Martica Douglas has been practicing law, primarily as a trial attorney, since 1977. Back then, she was the only woman in the Portland firm, Hews and Culley. Since the beginning, her practice has included a broad base of personal injury, toxic exposure, professional malpractice, and insurance coverage cases. She also offers her services as a mediator in divorce cases.
As time went on and the number of female partners increased, Douglas says it became obvious that she and the other female partners had “a different set of needs,” revolving around maternity leave and demands of family. That led to an “amiable parting of the ways along gender lines,” she says. By 1992, her new firm consisted of all female partners with an “occasional male associate.”
For the past five or six years, Douglas, Denham, Buccina and Ernst has been an all-female partnership.
“We enjoy identifying as an all-female firm,” Douglas says.
Douglas grew up in Nyack, N.Y., but spent some of each summer visiting her grandparents’ farm in Maine.
“It felt like heaven,” she says.
She graduated with honors from Barnard College in New York City in 1973 and obtained her law degree from the University of Maine School of Law in 1977.
Douglas lives in Portland and has two grown children. She and three of her law firm partners have been together for more than 30 years. While Douglas and her partners enjoy being an all-female firm, Douglas doesn’t think the distinction makes much of a difference to clients.
“It depends on the case,” she says. “Oftentimes, males are advantaged by having female representation. It can help to defuse any implication of boys against girls, especially in domestic cases,” she says.
For the women in the firm, the advantages are important, however.
“When we had school-aged children, we had the same priorities and expectations, so there wasn’t that dual-citizenship that can happen (in some law firms),” she said. “No one felt subsidized. We didn’t feel guilty or like we were shirking our responsibility.”
Today, there are seven attorneys in the firm. Douglas says there is no “pecking order” and no competition for the best clients or the best results.

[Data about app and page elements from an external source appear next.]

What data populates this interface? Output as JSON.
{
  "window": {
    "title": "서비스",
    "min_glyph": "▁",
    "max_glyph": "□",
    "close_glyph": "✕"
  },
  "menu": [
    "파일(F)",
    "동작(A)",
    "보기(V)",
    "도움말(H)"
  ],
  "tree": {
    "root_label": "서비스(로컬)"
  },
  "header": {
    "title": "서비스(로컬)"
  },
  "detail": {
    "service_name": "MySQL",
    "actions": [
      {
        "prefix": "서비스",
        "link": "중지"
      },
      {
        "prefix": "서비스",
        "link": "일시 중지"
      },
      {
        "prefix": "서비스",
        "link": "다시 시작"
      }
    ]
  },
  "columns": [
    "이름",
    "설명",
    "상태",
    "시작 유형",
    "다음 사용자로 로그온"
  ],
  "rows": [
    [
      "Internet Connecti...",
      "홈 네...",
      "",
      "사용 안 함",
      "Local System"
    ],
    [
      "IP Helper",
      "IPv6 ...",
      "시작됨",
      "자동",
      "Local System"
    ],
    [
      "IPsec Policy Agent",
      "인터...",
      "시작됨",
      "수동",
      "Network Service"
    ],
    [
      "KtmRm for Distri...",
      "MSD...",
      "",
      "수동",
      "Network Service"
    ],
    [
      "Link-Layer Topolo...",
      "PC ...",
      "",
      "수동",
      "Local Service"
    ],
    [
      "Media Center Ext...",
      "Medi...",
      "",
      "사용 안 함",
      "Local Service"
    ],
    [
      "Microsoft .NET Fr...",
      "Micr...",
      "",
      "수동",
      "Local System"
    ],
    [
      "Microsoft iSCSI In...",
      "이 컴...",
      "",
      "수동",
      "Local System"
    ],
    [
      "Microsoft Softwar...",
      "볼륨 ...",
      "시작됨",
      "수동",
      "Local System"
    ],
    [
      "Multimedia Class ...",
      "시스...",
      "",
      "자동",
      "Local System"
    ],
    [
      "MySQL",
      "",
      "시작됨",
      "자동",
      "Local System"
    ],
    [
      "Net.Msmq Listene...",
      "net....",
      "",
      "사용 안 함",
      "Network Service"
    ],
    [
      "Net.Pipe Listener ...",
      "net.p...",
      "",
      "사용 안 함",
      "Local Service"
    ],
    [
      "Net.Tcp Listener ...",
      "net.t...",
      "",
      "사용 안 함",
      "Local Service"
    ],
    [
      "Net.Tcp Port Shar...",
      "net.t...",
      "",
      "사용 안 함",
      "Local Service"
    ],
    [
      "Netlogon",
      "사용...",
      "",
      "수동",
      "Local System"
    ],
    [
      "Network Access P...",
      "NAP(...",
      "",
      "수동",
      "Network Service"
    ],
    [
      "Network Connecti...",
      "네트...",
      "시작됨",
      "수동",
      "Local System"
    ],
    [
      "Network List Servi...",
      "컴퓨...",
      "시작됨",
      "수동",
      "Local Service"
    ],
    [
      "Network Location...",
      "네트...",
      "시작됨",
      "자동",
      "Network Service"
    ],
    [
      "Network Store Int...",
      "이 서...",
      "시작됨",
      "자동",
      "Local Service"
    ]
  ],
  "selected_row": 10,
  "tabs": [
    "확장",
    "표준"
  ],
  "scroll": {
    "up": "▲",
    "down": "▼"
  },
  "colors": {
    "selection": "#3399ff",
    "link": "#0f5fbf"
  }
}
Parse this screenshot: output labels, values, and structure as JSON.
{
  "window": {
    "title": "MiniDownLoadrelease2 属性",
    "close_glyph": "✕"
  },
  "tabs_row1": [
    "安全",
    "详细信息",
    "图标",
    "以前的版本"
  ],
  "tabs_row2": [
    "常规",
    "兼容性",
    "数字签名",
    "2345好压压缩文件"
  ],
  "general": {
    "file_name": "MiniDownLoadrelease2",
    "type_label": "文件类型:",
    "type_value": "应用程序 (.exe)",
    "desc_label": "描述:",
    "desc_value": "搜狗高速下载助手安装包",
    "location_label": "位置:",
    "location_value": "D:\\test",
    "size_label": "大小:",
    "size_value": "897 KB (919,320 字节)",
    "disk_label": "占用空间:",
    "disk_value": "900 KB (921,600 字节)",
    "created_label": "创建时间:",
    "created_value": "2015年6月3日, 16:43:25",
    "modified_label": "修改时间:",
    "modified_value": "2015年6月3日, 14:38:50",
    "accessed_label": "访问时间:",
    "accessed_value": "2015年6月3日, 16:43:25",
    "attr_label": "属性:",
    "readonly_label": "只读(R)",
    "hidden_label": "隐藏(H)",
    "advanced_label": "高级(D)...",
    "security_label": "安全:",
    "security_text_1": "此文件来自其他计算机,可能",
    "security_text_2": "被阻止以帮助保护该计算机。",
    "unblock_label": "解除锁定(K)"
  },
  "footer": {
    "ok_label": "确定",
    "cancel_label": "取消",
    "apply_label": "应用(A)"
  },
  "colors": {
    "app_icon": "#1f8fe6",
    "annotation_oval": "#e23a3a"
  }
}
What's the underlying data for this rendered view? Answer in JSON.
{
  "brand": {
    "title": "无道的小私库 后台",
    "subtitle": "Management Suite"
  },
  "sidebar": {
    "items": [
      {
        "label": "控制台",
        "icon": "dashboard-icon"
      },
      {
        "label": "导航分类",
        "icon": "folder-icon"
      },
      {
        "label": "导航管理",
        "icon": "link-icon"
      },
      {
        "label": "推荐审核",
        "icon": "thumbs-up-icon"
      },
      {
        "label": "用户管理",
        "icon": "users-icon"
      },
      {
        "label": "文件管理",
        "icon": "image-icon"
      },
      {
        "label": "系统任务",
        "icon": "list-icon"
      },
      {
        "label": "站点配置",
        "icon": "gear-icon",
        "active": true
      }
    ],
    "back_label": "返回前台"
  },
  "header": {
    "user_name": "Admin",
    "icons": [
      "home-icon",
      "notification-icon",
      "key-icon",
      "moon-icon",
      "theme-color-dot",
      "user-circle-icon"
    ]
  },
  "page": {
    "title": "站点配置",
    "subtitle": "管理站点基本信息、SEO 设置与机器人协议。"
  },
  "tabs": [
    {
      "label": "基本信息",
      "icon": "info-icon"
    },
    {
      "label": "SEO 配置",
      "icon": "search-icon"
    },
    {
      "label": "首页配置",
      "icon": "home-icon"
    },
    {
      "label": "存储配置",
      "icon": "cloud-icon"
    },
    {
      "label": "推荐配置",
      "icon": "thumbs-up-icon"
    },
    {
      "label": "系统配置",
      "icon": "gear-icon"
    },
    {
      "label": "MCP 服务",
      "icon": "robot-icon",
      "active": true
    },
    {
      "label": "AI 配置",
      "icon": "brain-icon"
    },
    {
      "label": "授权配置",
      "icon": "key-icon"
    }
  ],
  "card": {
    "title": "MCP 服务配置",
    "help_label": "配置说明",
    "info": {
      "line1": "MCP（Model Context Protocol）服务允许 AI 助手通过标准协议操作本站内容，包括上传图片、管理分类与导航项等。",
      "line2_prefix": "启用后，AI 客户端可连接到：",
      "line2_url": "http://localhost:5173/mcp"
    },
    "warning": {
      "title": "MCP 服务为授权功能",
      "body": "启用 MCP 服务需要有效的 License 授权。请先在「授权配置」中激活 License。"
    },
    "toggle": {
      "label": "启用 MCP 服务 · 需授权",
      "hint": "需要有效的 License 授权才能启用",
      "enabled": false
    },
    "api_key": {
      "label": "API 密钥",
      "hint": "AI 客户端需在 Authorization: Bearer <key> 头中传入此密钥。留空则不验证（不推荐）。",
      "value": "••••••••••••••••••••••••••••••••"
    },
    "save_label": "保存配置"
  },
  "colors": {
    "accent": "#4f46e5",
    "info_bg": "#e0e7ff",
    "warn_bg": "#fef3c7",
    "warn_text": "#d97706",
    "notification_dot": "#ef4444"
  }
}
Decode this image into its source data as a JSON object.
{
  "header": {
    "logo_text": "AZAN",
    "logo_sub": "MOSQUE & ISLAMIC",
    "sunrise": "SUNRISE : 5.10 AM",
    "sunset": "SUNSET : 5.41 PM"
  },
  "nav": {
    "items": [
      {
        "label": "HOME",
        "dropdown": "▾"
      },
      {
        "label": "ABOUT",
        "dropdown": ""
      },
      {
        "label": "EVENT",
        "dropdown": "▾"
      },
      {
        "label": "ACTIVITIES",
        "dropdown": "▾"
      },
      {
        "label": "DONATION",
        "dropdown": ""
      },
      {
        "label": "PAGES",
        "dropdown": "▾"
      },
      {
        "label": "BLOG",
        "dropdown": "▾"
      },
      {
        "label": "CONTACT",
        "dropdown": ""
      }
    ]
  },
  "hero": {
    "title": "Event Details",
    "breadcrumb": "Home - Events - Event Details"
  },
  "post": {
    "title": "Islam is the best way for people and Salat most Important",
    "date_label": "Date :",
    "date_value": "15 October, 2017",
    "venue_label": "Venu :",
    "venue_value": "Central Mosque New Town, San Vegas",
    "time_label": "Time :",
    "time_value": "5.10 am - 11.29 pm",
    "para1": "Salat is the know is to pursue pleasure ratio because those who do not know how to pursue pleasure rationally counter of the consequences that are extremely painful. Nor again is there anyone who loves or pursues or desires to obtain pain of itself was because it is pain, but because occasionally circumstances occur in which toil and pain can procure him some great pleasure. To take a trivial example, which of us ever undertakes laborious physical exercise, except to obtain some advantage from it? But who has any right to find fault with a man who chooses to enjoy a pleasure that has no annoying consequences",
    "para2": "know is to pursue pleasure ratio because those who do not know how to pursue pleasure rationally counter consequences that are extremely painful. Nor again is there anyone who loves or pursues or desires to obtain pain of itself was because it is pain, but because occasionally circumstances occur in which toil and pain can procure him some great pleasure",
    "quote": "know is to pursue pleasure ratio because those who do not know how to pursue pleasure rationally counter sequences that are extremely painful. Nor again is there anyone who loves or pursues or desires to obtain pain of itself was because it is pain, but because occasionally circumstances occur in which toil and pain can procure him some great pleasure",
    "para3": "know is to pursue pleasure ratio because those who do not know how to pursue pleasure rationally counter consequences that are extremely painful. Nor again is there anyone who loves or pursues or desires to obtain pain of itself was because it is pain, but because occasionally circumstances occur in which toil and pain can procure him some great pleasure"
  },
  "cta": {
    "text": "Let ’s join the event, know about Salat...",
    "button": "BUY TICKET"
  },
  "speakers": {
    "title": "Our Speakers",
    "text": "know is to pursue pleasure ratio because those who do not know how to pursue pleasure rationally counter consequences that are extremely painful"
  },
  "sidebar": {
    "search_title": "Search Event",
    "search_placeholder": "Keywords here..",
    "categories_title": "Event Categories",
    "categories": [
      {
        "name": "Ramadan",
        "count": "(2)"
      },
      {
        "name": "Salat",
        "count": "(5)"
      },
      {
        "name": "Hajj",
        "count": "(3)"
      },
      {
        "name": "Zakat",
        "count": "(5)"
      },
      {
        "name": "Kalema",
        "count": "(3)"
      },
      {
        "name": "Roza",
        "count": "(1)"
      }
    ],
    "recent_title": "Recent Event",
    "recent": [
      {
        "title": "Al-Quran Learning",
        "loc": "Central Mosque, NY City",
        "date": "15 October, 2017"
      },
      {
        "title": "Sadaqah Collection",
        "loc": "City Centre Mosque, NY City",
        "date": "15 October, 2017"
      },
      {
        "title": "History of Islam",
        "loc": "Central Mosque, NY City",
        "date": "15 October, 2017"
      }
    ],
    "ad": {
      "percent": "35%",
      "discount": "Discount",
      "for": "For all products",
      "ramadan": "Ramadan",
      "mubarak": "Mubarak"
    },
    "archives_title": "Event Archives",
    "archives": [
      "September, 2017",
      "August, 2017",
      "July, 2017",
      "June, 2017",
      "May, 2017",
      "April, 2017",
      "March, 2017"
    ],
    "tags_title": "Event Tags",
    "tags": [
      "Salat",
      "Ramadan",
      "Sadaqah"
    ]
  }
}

“If one person has a good result, we all have a good result,” she says. “Inevitably, we are going to lose, as well. We’re all supportive of that.”
What were your most important needs in getting started??
Smart, capable, compatible co-workers with different strengths. We didn’t all have the same strengths. That’s a good thing. You also need a supportive environment. A lot of women don’t have the luxury of being able to set priorities and still be successful.??
What was there about your upbringing that gave you the courage to venture out on your own??
I was one of three girls. My mother worked as a teacher. My dad valued us and our intelligence.
What do you think the advantages are of being a female in your work??
We tend to be more collaborative than hierarchical. It’s our natural inclination. If one person has a client, a case, a trial, we all perceive it as a shared interest. We perceive each other’s successes as our own. Women also tend to be very practical. Because of all the demands (of work and family) on us, we don’t waste time, don’t get sidetracked by all the skirmishing along the sidelines. You have to take the fewest detours and get the job done.
What advice would you give an aspiring woman entrepreneur??
Make decisions consistent with your principles and values. Let that be your guide rather than trying to align yourself with someone else’s agenda. Obviously, you have to make compromises all the way through. But I had these kids, and only one chance to be their mother. I understood my priorities and made choices based on them.??
If you knew then what you know now, would you have done anything differently??
I don’t think so. Which is not to say that you don’t learn from your mistakes. You learn from them – and move on.
-– Joanne Lannin